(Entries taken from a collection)
::::::::::

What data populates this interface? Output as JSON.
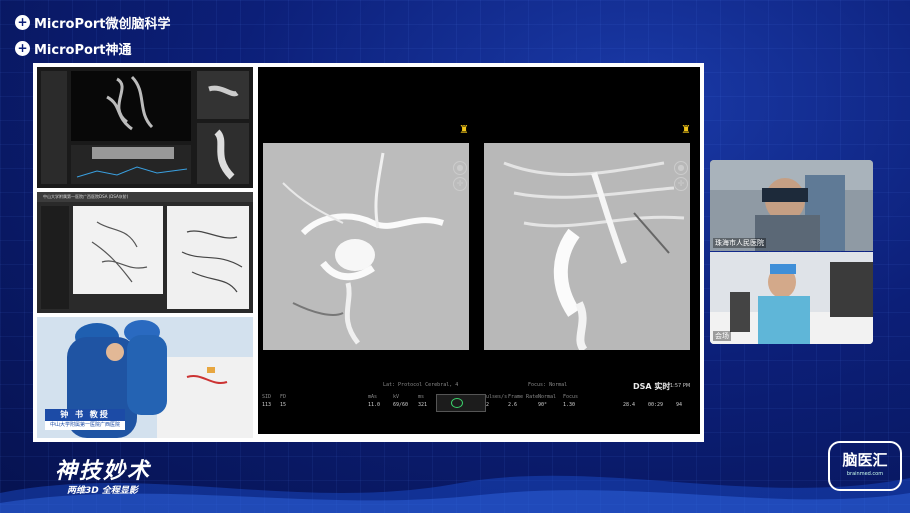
{
  "brand": {
    "line1": "MicroPort微创脑科学",
    "line2": "MicroPort神通",
    "logo_icon": "microport-logo-icon"
  },
  "thumbnails": {
    "t2_header": "中山大学附属第一医院广西医院DSA (DSA灰阶)",
    "surgeon_name": "钟 书 教授",
    "surgeon_org": "中山大学附属第一医院广西医院"
  },
  "dsa": {
    "mode_label": "DSA 实时",
    "time_label": "1:57 PM",
    "status": {
      "fields_row1": [
        "SID",
        "FD",
        "mAs",
        "kV",
        "ms",
        "Pulses/s",
        "Frame Rate",
        "Normal",
        "Focus"
      ],
      "values_row1": [
        "113",
        "15",
        "11.0",
        "69/60",
        "321",
        "72",
        "2.6",
        "90°",
        "1.30"
      ],
      "values_row2": [
        "113",
        "15",
        "11.0",
        "69/60",
        "321",
        "72",
        "2.6",
        "90°",
        "1.30",
        "28.4",
        "00:29",
        "94"
      ],
      "mid_label": "Lat: Protocol Cerebral, 4",
      "focus_label": "Focus: Normal"
    }
  },
  "cameras": {
    "cam1_label": "珠海市人民医院",
    "cam2_label": "会场"
  },
  "show": {
    "title": "神技妙术",
    "subtitle": "两维3D 全程显影"
  },
  "naoyihui": {
    "title": "脑医汇",
    "url": "brainmed.com"
  },
  "colors": {
    "bg": "#0c1f78",
    "accent_yellow": "#f0c419",
    "caption_blue": "#1c4ba6"
  }
}
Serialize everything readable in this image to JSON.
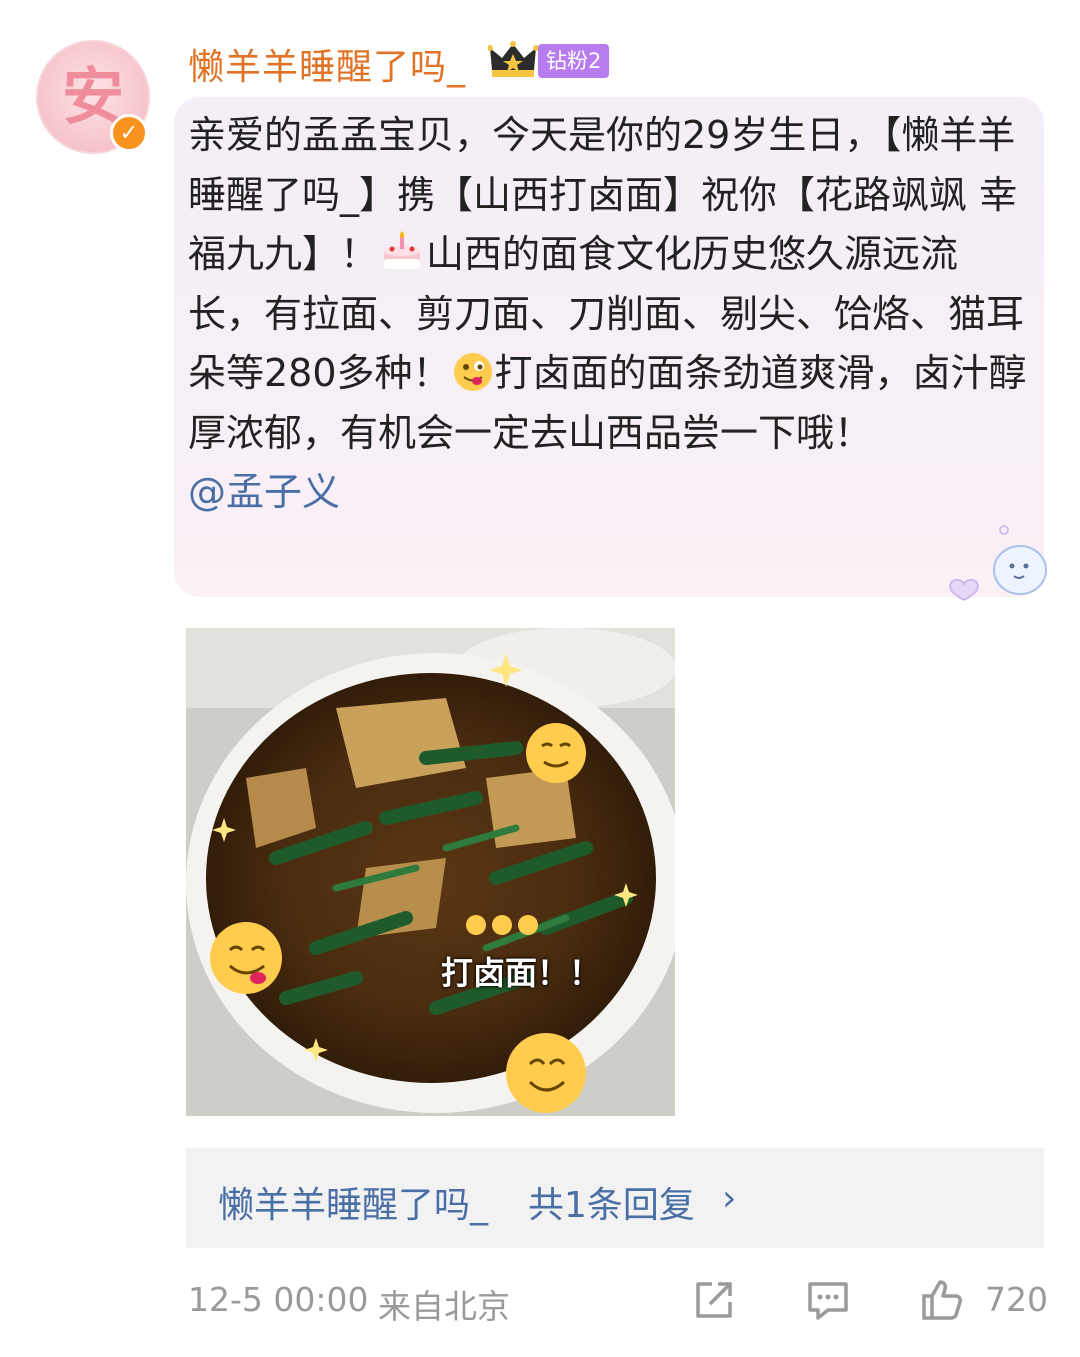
{
  "avatar": {
    "char": "安"
  },
  "header": {
    "username": "懒羊羊睡醒了吗_",
    "fan_badge": "钻粉2"
  },
  "post": {
    "text_before_cake": "亲爱的孟孟宝贝，今天是你的29岁生日，【懒羊羊睡醒了吗_】携【山西打卤面】祝你【花路飒飒 幸福九九】！",
    "text_before_face": "山西的面食文化历史悠久源远流长，有拉面、剪刀面、刀削面、剔尖、饸烙、猫耳朵等280多种！",
    "text_after_face": "打卤面的面条劲道爽滑，卤汁醇厚浓郁，有机会一定去山西品尝一下哦！",
    "mention": "@孟子义"
  },
  "image": {
    "caption": "打卤面！！"
  },
  "reply": {
    "user": "懒羊羊睡醒了吗_",
    "count_text": "共1条回复",
    "chevron": "›"
  },
  "footer": {
    "time": "12-5 00:00",
    "location": "来自北京",
    "like_count": "720"
  },
  "icons": [
    "verified-icon",
    "crown-icon",
    "cake-emoji",
    "tongue-face-emoji",
    "share-icon",
    "comment-icon",
    "like-icon"
  ],
  "colors": {
    "username": "#e07325",
    "link": "#4a6fa5",
    "badge": "#b87cf0",
    "verified": "#f7931e"
  }
}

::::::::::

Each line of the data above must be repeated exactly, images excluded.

_EXERCISE RESULT_:
What data populates this interface? Output as JSON.
{
  "brand": {
    "line1": "MicroPort微创脑科学",
    "line2": "MicroPort神通",
    "logo_icon": "microport-logo-icon"
  },
  "thumbnails": {
    "t2_header": "中山大学附属第一医院广西医院DSA (DSA灰阶)",
    "surgeon_name": "钟 书 教授",
    "surgeon_org": "中山大学附属第一医院广西医院"
  },
  "dsa": {
    "mode_label": "DSA 实时",
    "time_label": "1:57 PM",
    "status": {
      "fields_row1": [
        "SID",
        "FD",
        "mAs",
        "kV",
        "ms",
        "Pulses/s",
        "Frame Rate",
        "Normal",
        "Focus"
      ],
      "values_row1": [
        "113",
        "15",
        "11.0",
        "69/60",
        "321",
        "72",
        "2.6",
        "90°",
        "1.30"
      ],
      "values_row2": [
        "113",
        "15",
        "11.0",
        "69/60",
        "321",
        "72",
        "2.6",
        "90°",
        "1.30",
        "28.4",
        "00:29",
        "94"
      ],
      "mid_label": "Lat: Protocol Cerebral, 4",
      "focus_label": "Focus: Normal"
    }
  },
  "cameras": {
    "cam1_label": "珠海市人民医院",
    "cam2_label": "会场"
  },
  "show": {
    "title": "神技妙术",
    "subtitle": "两维3D 全程显影"
  },
  "naoyihui": {
    "title": "脑医汇",
    "url": "brainmed.com"
  },
  "colors": {
    "bg": "#0c1f78",
    "accent_yellow": "#f0c419",
    "caption_blue": "#1c4ba6"
  }
}
Serialize everything readable in this image to JSON.
{
  "avatar": {
    "char": "安"
  },
  "header": {
    "username": "懒羊羊睡醒了吗_",
    "fan_badge": "钻粉2"
  },
  "post": {
    "text_before_cake": "亲爱的孟孟宝贝，今天是你的29岁生日，【懒羊羊睡醒了吗_】携【山西打卤面】祝你【花路飒飒 幸福九九】！",
    "text_before_face": "山西的面食文化历史悠久源远流长，有拉面、剪刀面、刀削面、剔尖、饸烙、猫耳朵等280多种！",
    "text_after_face": "打卤面的面条劲道爽滑，卤汁醇厚浓郁，有机会一定去山西品尝一下哦！",
    "mention": "@孟子义"
  },
  "image": {
    "caption": "打卤面！！"
  },
  "reply": {
    "user": "懒羊羊睡醒了吗_",
    "count_text": "共1条回复",
    "chevron": "›"
  },
  "footer": {
    "time": "12-5 00:00",
    "location": "来自北京",
    "like_count": "720"
  },
  "icons": [
    "verified-icon",
    "crown-icon",
    "cake-emoji",
    "tongue-face-emoji",
    "share-icon",
    "comment-icon",
    "like-icon"
  ],
  "colors": {
    "username": "#e07325",
    "link": "#4a6fa5",
    "badge": "#b87cf0",
    "verified": "#f7931e"
  }
}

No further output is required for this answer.